Find the word "Keep" in the listing below. Copy every line that has it.

START GIVEN RECORDS

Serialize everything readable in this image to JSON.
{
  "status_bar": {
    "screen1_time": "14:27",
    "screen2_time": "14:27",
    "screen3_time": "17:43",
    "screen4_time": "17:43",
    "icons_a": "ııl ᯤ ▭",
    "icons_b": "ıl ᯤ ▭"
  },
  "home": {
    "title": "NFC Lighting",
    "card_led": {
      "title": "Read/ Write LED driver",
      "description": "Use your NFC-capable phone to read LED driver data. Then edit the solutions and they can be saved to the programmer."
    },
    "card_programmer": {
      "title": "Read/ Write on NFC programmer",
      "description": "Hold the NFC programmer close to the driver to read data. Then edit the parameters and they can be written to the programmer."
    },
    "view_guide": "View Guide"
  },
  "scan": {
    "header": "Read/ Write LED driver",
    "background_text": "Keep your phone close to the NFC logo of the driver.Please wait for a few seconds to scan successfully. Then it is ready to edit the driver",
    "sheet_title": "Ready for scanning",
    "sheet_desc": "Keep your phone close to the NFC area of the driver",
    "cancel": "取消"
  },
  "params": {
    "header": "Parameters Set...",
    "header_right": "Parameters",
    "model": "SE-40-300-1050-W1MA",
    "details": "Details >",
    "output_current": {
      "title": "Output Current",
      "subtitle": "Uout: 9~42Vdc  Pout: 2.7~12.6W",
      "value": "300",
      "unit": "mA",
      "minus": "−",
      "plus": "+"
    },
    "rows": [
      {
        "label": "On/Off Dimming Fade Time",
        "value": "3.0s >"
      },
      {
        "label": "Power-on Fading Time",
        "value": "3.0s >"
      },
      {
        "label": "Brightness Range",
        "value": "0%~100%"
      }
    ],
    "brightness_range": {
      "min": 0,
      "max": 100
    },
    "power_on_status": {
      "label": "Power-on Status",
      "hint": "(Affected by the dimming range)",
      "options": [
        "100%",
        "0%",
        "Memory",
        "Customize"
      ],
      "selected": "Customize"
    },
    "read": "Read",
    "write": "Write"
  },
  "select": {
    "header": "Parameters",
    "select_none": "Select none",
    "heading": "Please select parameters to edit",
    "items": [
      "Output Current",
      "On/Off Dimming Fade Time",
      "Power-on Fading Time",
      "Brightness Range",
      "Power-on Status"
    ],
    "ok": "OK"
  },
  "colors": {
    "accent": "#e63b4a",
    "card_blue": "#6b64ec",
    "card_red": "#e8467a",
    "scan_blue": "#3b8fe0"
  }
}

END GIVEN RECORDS

YOUR SOLUTION
    "background_text": "Keep your phone close to the NFC logo of the driver.Please wait for a few seconds to scan successfully. Then it is ready to edit the driver",
    "sheet_desc": "Keep your phone close to the NFC area of the driver",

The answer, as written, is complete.